Stored entries:
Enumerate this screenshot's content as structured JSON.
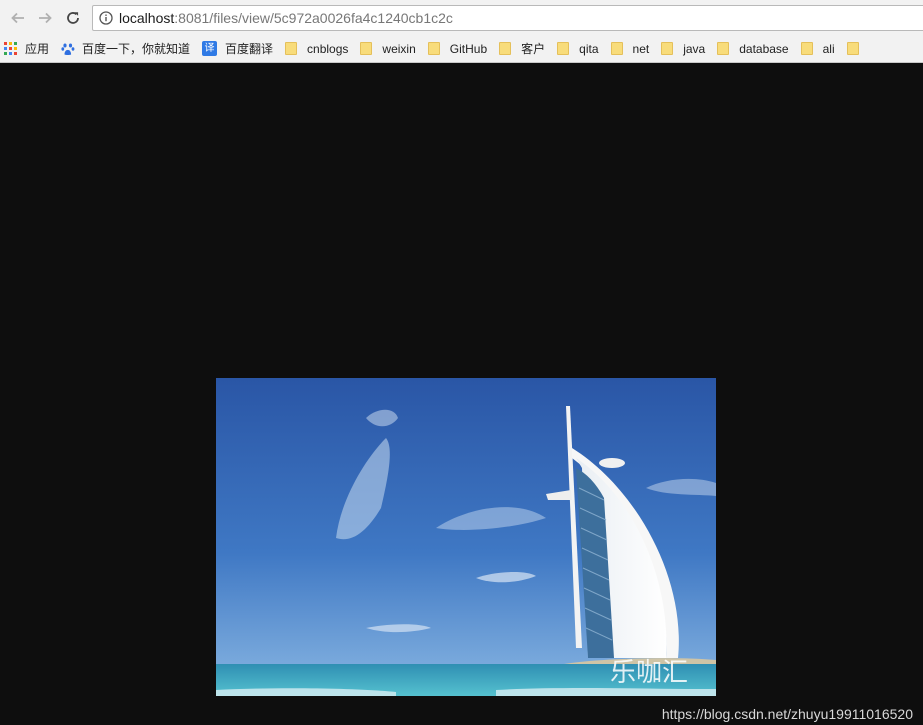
{
  "browser": {
    "url_host": "localhost",
    "url_rest": ":8081/files/view/5c972a0026fa4c1240cb1c2c"
  },
  "bookmarks": [
    {
      "label": "应用",
      "icon": "apps-grid-icon"
    },
    {
      "label": "百度一下，你就知道",
      "icon": "baidu-paw-icon"
    },
    {
      "label": "百度翻译",
      "icon": "translate-icon",
      "icon_text": "译"
    },
    {
      "label": "cnblogs",
      "icon": "folder-icon"
    },
    {
      "label": "weixin",
      "icon": "folder-icon"
    },
    {
      "label": "GitHub",
      "icon": "folder-icon"
    },
    {
      "label": "客户",
      "icon": "folder-icon"
    },
    {
      "label": "qita",
      "icon": "folder-icon"
    },
    {
      "label": "net",
      "icon": "folder-icon"
    },
    {
      "label": "java",
      "icon": "folder-icon"
    },
    {
      "label": "database",
      "icon": "folder-icon"
    },
    {
      "label": "ali",
      "icon": "folder-icon"
    }
  ],
  "image": {
    "overlay_text": "乐咖汇"
  },
  "watermark": "https://blog.csdn.net/zhuyu19911016520",
  "colors": {
    "page_background": "#0e0e0e",
    "sky_top": "#2a56a6",
    "sea": "#3aa6c4",
    "folder": "#f8dc7b"
  }
}
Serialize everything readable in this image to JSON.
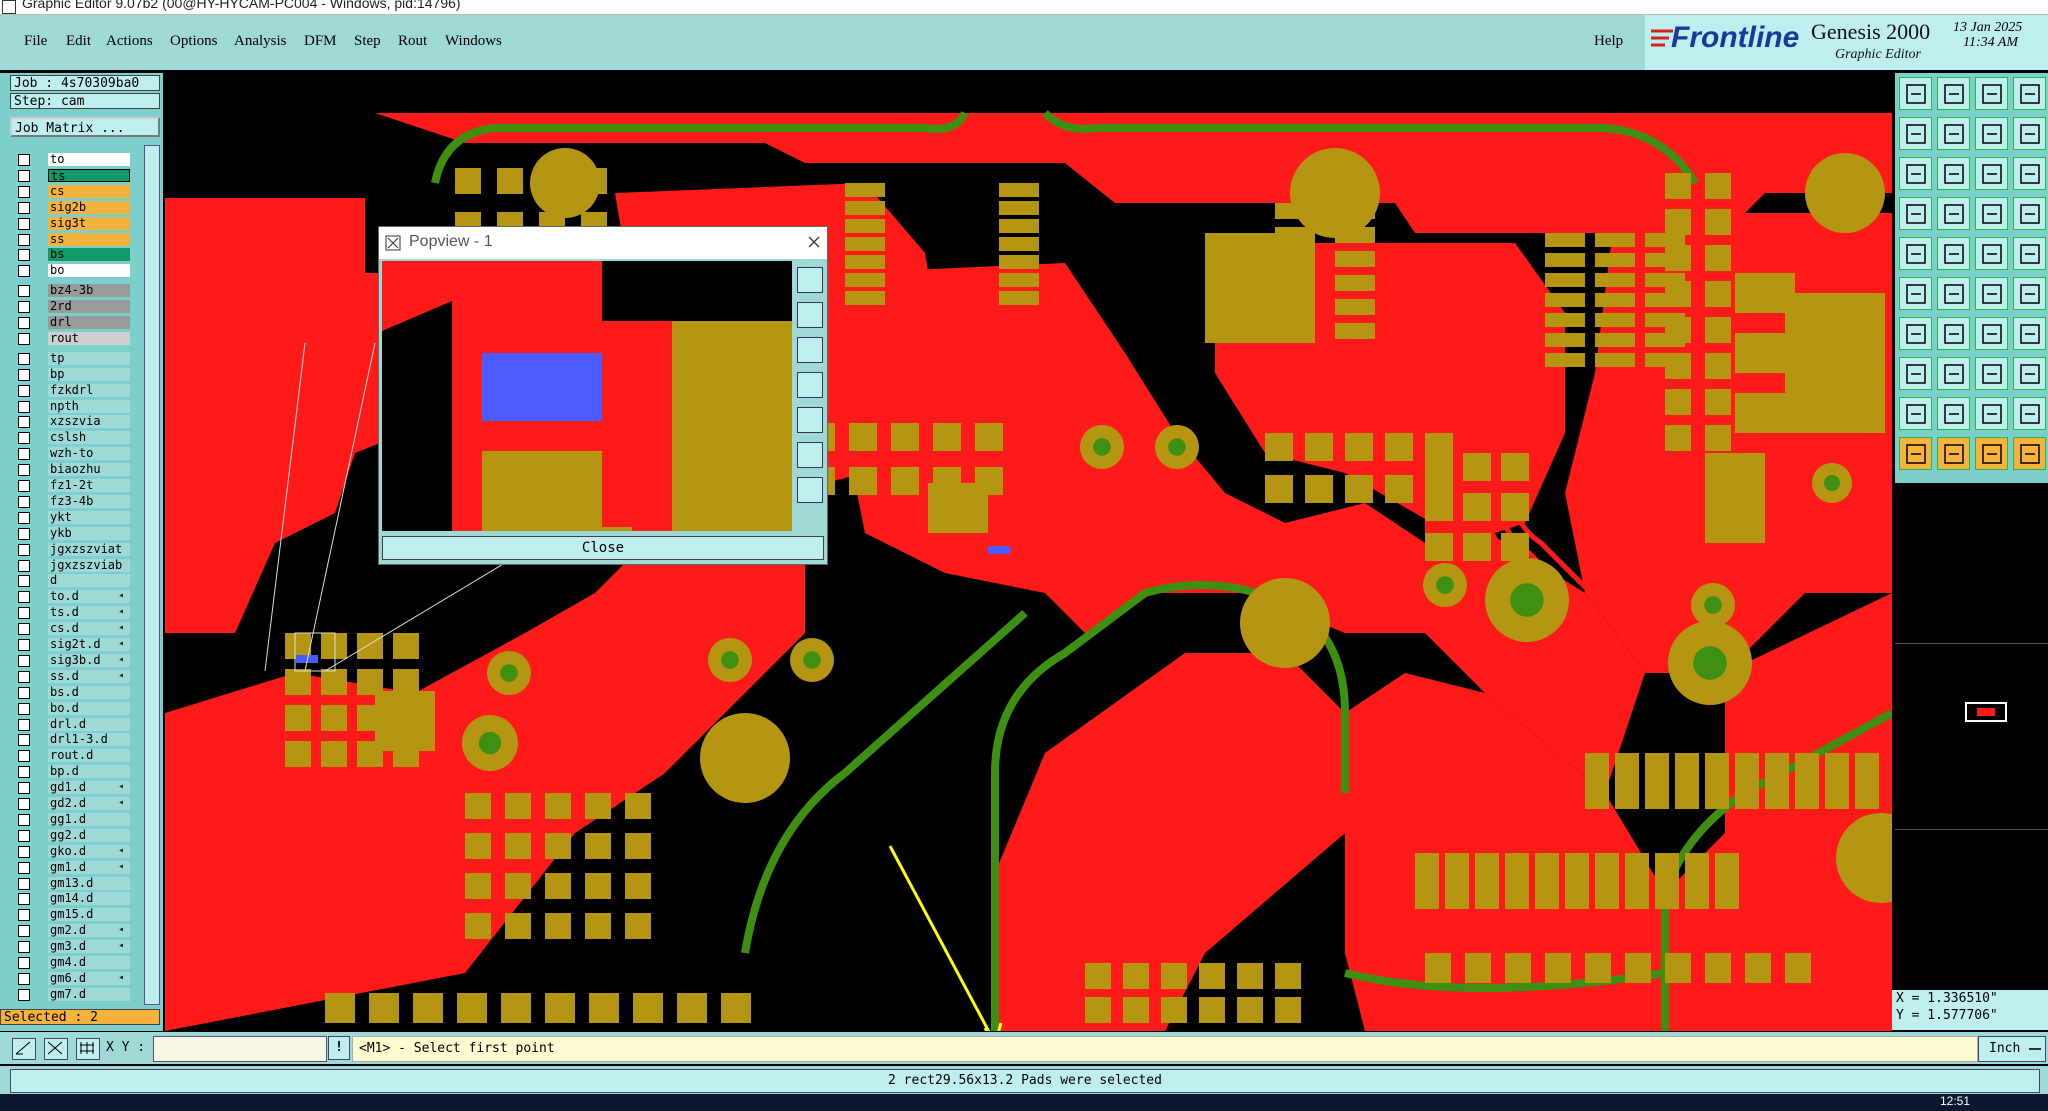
{
  "window": {
    "title": "Graphic Editor 9.07b2 (00@HY-HYCAM-PC004 - Windows, pid:14796)"
  },
  "menu": {
    "items": [
      "File",
      "Edit",
      "Actions",
      "Options",
      "Analysis",
      "DFM",
      "Step",
      "Rout",
      "Windows"
    ],
    "help": "Help"
  },
  "brand": {
    "logo": "Frontline",
    "product": "Genesis 2000",
    "module": "Graphic Editor",
    "date": "13 Jan 2025",
    "time": "11:34 AM"
  },
  "left_panel": {
    "job": "Job : 4s70309ba0",
    "step": "Step: cam",
    "job_matrix": "Job Matrix ...",
    "selected": "Selected : 2",
    "layers": [
      {
        "name": "to",
        "color": "#ffffff"
      },
      {
        "name": "ts",
        "color": "#119966",
        "active": true
      },
      {
        "name": "cs",
        "color": "#f3b43f"
      },
      {
        "name": "sig2b",
        "color": "#f3b43f"
      },
      {
        "name": "sig3t",
        "color": "#f3b43f"
      },
      {
        "name": "ss",
        "color": "#f3b43f"
      },
      {
        "name": "bs",
        "color": "#119966"
      },
      {
        "name": "bo",
        "color": "#ffffff"
      },
      {
        "name": "bz4-3b",
        "color": "#9a9a9a"
      },
      {
        "name": "2rd",
        "color": "#9a9a9a"
      },
      {
        "name": "drl",
        "color": "#9a9a9a"
      },
      {
        "name": "rout",
        "color": "#cfcfcf"
      },
      {
        "name": "tp",
        "color": "#9fd9d6"
      },
      {
        "name": "bp",
        "color": "#9fd9d6"
      },
      {
        "name": "fzkdrl",
        "color": "#9fd9d6"
      },
      {
        "name": "npth",
        "color": "#9fd9d6"
      },
      {
        "name": "xzszvia",
        "color": "#9fd9d6"
      },
      {
        "name": "cslsh",
        "color": "#9fd9d6"
      },
      {
        "name": "wzh-to",
        "color": "#9fd9d6"
      },
      {
        "name": "biaozhu",
        "color": "#9fd9d6"
      },
      {
        "name": "fz1-2t",
        "color": "#9fd9d6"
      },
      {
        "name": "fz3-4b",
        "color": "#9fd9d6"
      },
      {
        "name": "ykt",
        "color": "#9fd9d6"
      },
      {
        "name": "ykb",
        "color": "#9fd9d6"
      },
      {
        "name": "jgxzszviat",
        "color": "#9fd9d6"
      },
      {
        "name": "jgxzszviab",
        "color": "#9fd9d6"
      },
      {
        "name": "d",
        "color": "#9fd9d6"
      },
      {
        "name": "to.d",
        "color": "#9fd9d6",
        "arrow": true
      },
      {
        "name": "ts.d",
        "color": "#9fd9d6",
        "arrow": true
      },
      {
        "name": "cs.d",
        "color": "#9fd9d6",
        "arrow": true
      },
      {
        "name": "sig2t.d",
        "color": "#9fd9d6",
        "arrow": true
      },
      {
        "name": "sig3b.d",
        "color": "#9fd9d6",
        "arrow": true
      },
      {
        "name": "ss.d",
        "color": "#9fd9d6",
        "arrow": true
      },
      {
        "name": "bs.d",
        "color": "#9fd9d6"
      },
      {
        "name": "bo.d",
        "color": "#9fd9d6"
      },
      {
        "name": "drl.d",
        "color": "#9fd9d6"
      },
      {
        "name": "drl1-3.d",
        "color": "#9fd9d6"
      },
      {
        "name": "rout.d",
        "color": "#9fd9d6"
      },
      {
        "name": "bp.d",
        "color": "#9fd9d6"
      },
      {
        "name": "gd1.d",
        "color": "#9fd9d6",
        "arrow": true
      },
      {
        "name": "gd2.d",
        "color": "#9fd9d6",
        "arrow": true
      },
      {
        "name": "gg1.d",
        "color": "#9fd9d6"
      },
      {
        "name": "gg2.d",
        "color": "#9fd9d6"
      },
      {
        "name": "gko.d",
        "color": "#9fd9d6",
        "arrow": true
      },
      {
        "name": "gm1.d",
        "color": "#9fd9d6",
        "arrow": true
      },
      {
        "name": "gm13.d",
        "color": "#9fd9d6"
      },
      {
        "name": "gm14.d",
        "color": "#9fd9d6"
      },
      {
        "name": "gm15.d",
        "color": "#9fd9d6"
      },
      {
        "name": "gm2.d",
        "color": "#9fd9d6",
        "arrow": true
      },
      {
        "name": "gm3.d",
        "color": "#9fd9d6",
        "arrow": true
      },
      {
        "name": "gm4.d",
        "color": "#9fd9d6"
      },
      {
        "name": "gm6.d",
        "color": "#9fd9d6",
        "arrow": true
      },
      {
        "name": "gm7.d",
        "color": "#9fd9d6"
      }
    ]
  },
  "popview": {
    "title": "Popview - 1",
    "close": "Close"
  },
  "coords": {
    "x": "X = 1.336510\"",
    "y": "Y = 1.577706\""
  },
  "command_bar": {
    "xy_label": "X Y :",
    "xy_value": "",
    "prompt": "<M1> - Select first point",
    "units": "Inch"
  },
  "status": {
    "message": "2 rect29.56x13.2 Pads were selected"
  },
  "taskbar": {
    "clock": "12:51"
  },
  "colors": {
    "copper": "#ff1a1a",
    "pad": "#b59612",
    "trace": "#3f8f12",
    "highlight": "#4a5cff",
    "panel": "#9fd9d6"
  }
}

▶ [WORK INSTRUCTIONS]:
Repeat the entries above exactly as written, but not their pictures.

▶ [RESPONSE]:
Enumerate this screenshot's content as structured JSON.
{
  "browser": {
    "url_host": "localhost",
    "url_rest": ":8081/files/view/5c972a0026fa4c1240cb1c2c"
  },
  "bookmarks": [
    {
      "label": "应用",
      "icon": "apps-grid-icon"
    },
    {
      "label": "百度一下，你就知道",
      "icon": "baidu-paw-icon"
    },
    {
      "label": "百度翻译",
      "icon": "translate-icon",
      "icon_text": "译"
    },
    {
      "label": "cnblogs",
      "icon": "folder-icon"
    },
    {
      "label": "weixin",
      "icon": "folder-icon"
    },
    {
      "label": "GitHub",
      "icon": "folder-icon"
    },
    {
      "label": "客户",
      "icon": "folder-icon"
    },
    {
      "label": "qita",
      "icon": "folder-icon"
    },
    {
      "label": "net",
      "icon": "folder-icon"
    },
    {
      "label": "java",
      "icon": "folder-icon"
    },
    {
      "label": "database",
      "icon": "folder-icon"
    },
    {
      "label": "ali",
      "icon": "folder-icon"
    }
  ],
  "image": {
    "overlay_text": "乐咖汇"
  },
  "watermark": "https://blog.csdn.net/zhuyu19911016520",
  "colors": {
    "page_background": "#0e0e0e",
    "sky_top": "#2a56a6",
    "sea": "#3aa6c4",
    "folder": "#f8dc7b"
  }
}
Serialize everything readable in this image to JSON.
{
  "window": {
    "title": "Graphic Editor 9.07b2 (00@HY-HYCAM-PC004 - Windows, pid:14796)"
  },
  "menu": {
    "items": [
      "File",
      "Edit",
      "Actions",
      "Options",
      "Analysis",
      "DFM",
      "Step",
      "Rout",
      "Windows"
    ],
    "help": "Help"
  },
  "brand": {
    "logo": "Frontline",
    "product": "Genesis 2000",
    "module": "Graphic Editor",
    "date": "13 Jan 2025",
    "time": "11:34 AM"
  },
  "left_panel": {
    "job": "Job : 4s70309ba0",
    "step": "Step: cam",
    "job_matrix": "Job Matrix ...",
    "selected": "Selected : 2",
    "layers": [
      {
        "name": "to",
        "color": "#ffffff"
      },
      {
        "name": "ts",
        "color": "#119966",
        "active": true
      },
      {
        "name": "cs",
        "color": "#f3b43f"
      },
      {
        "name": "sig2b",
        "color": "#f3b43f"
      },
      {
        "name": "sig3t",
        "color": "#f3b43f"
      },
      {
        "name": "ss",
        "color": "#f3b43f"
      },
      {
        "name": "bs",
        "color": "#119966"
      },
      {
        "name": "bo",
        "color": "#ffffff"
      },
      {
        "name": "bz4-3b",
        "color": "#9a9a9a"
      },
      {
        "name": "2rd",
        "color": "#9a9a9a"
      },
      {
        "name": "drl",
        "color": "#9a9a9a"
      },
      {
        "name": "rout",
        "color": "#cfcfcf"
      },
      {
        "name": "tp",
        "color": "#9fd9d6"
      },
      {
        "name": "bp",
        "color": "#9fd9d6"
      },
      {
        "name": "fzkdrl",
        "color": "#9fd9d6"
      },
      {
        "name": "npth",
        "color": "#9fd9d6"
      },
      {
        "name": "xzszvia",
        "color": "#9fd9d6"
      },
      {
        "name": "cslsh",
        "color": "#9fd9d6"
      },
      {
        "name": "wzh-to",
        "color": "#9fd9d6"
      },
      {
        "name": "biaozhu",
        "color": "#9fd9d6"
      },
      {
        "name": "fz1-2t",
        "color": "#9fd9d6"
      },
      {
        "name": "fz3-4b",
        "color": "#9fd9d6"
      },
      {
        "name": "ykt",
        "color": "#9fd9d6"
      },
      {
        "name": "ykb",
        "color": "#9fd9d6"
      },
      {
        "name": "jgxzszviat",
        "color": "#9fd9d6"
      },
      {
        "name": "jgxzszviab",
        "color": "#9fd9d6"
      },
      {
        "name": "d",
        "color": "#9fd9d6"
      },
      {
        "name": "to.d",
        "color": "#9fd9d6",
        "arrow": true
      },
      {
        "name": "ts.d",
        "color": "#9fd9d6",
        "arrow": true
      },
      {
        "name": "cs.d",
        "color": "#9fd9d6",
        "arrow": true
      },
      {
        "name": "sig2t.d",
        "color": "#9fd9d6",
        "arrow": true
      },
      {
        "name": "sig3b.d",
        "color": "#9fd9d6",
        "arrow": true
      },
      {
        "name": "ss.d",
        "color": "#9fd9d6",
        "arrow": true
      },
      {
        "name": "bs.d",
        "color": "#9fd9d6"
      },
      {
        "name": "bo.d",
        "color": "#9fd9d6"
      },
      {
        "name": "drl.d",
        "color": "#9fd9d6"
      },
      {
        "name": "drl1-3.d",
        "color": "#9fd9d6"
      },
      {
        "name": "rout.d",
        "color": "#9fd9d6"
      },
      {
        "name": "bp.d",
        "color": "#9fd9d6"
      },
      {
        "name": "gd1.d",
        "color": "#9fd9d6",
        "arrow": true
      },
      {
        "name": "gd2.d",
        "color": "#9fd9d6",
        "arrow": true
      },
      {
        "name": "gg1.d",
        "color": "#9fd9d6"
      },
      {
        "name": "gg2.d",
        "color": "#9fd9d6"
      },
      {
        "name": "gko.d",
        "color": "#9fd9d6",
        "arrow": true
      },
      {
        "name": "gm1.d",
        "color": "#9fd9d6",
        "arrow": true
      },
      {
        "name": "gm13.d",
        "color": "#9fd9d6"
      },
      {
        "name": "gm14.d",
        "color": "#9fd9d6"
      },
      {
        "name": "gm15.d",
        "color": "#9fd9d6"
      },
      {
        "name": "gm2.d",
        "color": "#9fd9d6",
        "arrow": true
      },
      {
        "name": "gm3.d",
        "color": "#9fd9d6",
        "arrow": true
      },
      {
        "name": "gm4.d",
        "color": "#9fd9d6"
      },
      {
        "name": "gm6.d",
        "color": "#9fd9d6",
        "arrow": true
      },
      {
        "name": "gm7.d",
        "color": "#9fd9d6"
      }
    ]
  },
  "popview": {
    "title": "Popview - 1",
    "close": "Close"
  },
  "coords": {
    "x": "X = 1.336510\"",
    "y": "Y = 1.577706\""
  },
  "command_bar": {
    "xy_label": "X Y :",
    "xy_value": "",
    "prompt": "<M1> - Select first point",
    "units": "Inch"
  },
  "status": {
    "message": "2 rect29.56x13.2 Pads were selected"
  },
  "taskbar": {
    "clock": "12:51"
  },
  "colors": {
    "copper": "#ff1a1a",
    "pad": "#b59612",
    "trace": "#3f8f12",
    "highlight": "#4a5cff",
    "panel": "#9fd9d6"
  }
}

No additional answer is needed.